“Players have to react faster. Every movement, every action happens faster. Think faster, act faster, this is the football of the future.” (Valery Lobanovsky, 1996).  We all know that the speed of play and the intensity of the game continues to increase. Athletes are training harder and with more precision than ever before and the demands of competing are getting higher. So what are the requirements of elite football??
-          Physical strength
-          Understanding of the game
-          Timing
-          Mental Strength
Out of the 4 core requirements the easiest to manipulate and control is….Physical strength.
Every coach has their own philosophy on what conditioning works best. Not all positions require the same type of energy systems therefore you need to assess each athlete individually.  If you were a marathon runner you wouldn’t train by running sprints alone each and everyday, would you? Let’s break down the positions… For striker’s and the backs more emphasize on anaerobic training such as short and long sprints are better utilized for training than constant 6 mile jogs. As for midfielders, more area is required to be covered so players should try to incorporate a combination of endurance training (longer runs 4-6 miles) and anaerobic training just like the strikers and defensive line.  
Aside from running, all players regardless of positions would highly benefit from doing 2-day per week plyometric training and hitting the weight room 3-5 days per week.  Being able to move quickly and hold other players off the ball will make a huge difference between playing time and bench time.

Monday, January 10, 2011

The three s'sss

Now the title may seem a little strange, however, let me explain.

Here at All Pro the phrase/term three s'sss means something.

1. Soccer
2. Sea
3. Sand

Now close your eyes.  Think of a country you have always wanted to travel to...Now imagine training like a pro, enjoying life like a pro, and experiencing a truly unique soccer culture.

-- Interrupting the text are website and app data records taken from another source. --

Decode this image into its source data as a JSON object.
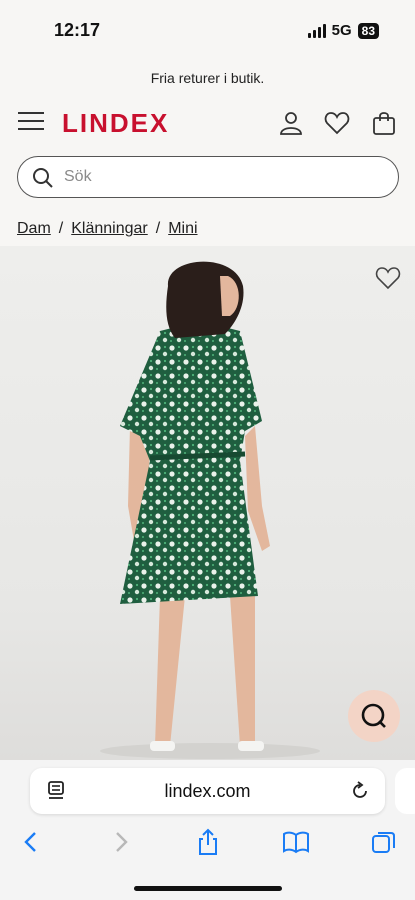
{
  "status_bar": {
    "time": "12:17",
    "network": "5G",
    "battery": "83"
  },
  "promo": {
    "text": "Fria returer i butik."
  },
  "header": {
    "logo": "LINDEX"
  },
  "search": {
    "placeholder": "Sök"
  },
  "breadcrumb": {
    "items": [
      "Dam",
      "Klänningar",
      "Mini"
    ],
    "separator": "/"
  },
  "browser": {
    "url": "lindex.com"
  },
  "colors": {
    "brand": "#c8102e",
    "chat_bubble": "#f3d4c6",
    "safari_blue": "#1a7cf5",
    "dress_green": "#1f5e3f"
  }
}
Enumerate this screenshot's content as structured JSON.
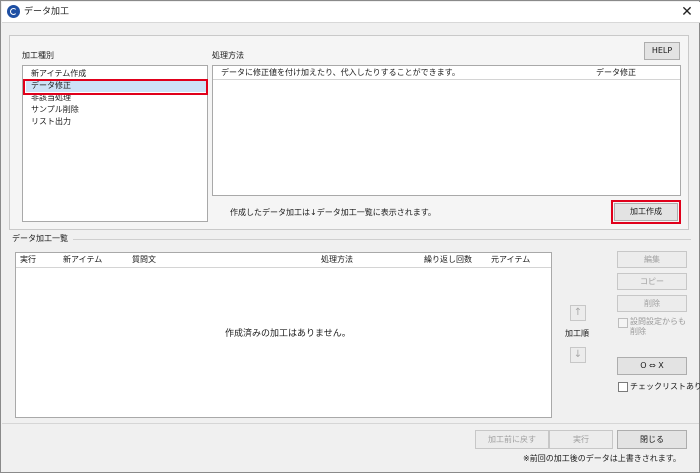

This thought/dream could actually come true. If you want to enjoy a truly great time with your soccer team, play in an international tournament, and see the sights of the world.  What is stopping you?